**What to work on**
Scan the records for the string "years". State how many lines contain it and add nothing.
§ §
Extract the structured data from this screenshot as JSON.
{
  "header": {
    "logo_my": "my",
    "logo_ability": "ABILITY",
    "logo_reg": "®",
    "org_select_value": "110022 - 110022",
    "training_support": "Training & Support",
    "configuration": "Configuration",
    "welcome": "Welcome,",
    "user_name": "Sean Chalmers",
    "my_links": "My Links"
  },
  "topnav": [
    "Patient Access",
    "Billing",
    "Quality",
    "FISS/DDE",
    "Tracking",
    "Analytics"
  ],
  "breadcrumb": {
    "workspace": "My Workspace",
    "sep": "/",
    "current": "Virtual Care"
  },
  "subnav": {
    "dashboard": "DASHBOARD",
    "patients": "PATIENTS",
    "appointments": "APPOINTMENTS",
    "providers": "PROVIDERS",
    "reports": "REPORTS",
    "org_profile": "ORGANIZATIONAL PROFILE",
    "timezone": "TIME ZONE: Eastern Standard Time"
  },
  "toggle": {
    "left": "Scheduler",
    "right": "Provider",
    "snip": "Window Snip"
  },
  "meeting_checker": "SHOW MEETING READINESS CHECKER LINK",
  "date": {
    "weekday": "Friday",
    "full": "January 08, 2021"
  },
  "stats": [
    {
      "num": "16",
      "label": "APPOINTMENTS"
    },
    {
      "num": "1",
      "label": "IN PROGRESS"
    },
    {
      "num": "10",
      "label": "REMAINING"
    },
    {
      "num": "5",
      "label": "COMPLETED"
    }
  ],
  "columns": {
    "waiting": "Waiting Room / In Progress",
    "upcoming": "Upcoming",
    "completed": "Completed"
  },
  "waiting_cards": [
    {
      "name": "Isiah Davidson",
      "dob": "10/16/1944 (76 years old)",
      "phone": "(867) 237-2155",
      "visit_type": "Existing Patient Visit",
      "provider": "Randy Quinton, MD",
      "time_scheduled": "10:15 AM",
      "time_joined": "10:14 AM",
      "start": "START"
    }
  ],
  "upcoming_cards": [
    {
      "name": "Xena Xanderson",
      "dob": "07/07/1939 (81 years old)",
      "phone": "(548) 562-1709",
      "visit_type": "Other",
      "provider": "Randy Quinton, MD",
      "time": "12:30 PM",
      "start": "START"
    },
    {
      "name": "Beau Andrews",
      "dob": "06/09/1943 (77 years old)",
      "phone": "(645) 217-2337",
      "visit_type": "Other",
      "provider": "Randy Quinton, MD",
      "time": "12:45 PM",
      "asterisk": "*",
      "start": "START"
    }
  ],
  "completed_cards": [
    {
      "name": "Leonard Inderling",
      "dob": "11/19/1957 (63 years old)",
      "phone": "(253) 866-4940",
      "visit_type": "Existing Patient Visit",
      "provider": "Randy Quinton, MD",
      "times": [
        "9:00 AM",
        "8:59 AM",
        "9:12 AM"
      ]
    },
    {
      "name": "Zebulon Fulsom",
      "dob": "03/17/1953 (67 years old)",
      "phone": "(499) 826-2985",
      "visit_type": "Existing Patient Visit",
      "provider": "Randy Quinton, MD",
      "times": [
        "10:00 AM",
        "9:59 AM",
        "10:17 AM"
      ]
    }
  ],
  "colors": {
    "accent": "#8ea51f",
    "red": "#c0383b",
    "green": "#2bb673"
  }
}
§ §
**Finished task**
5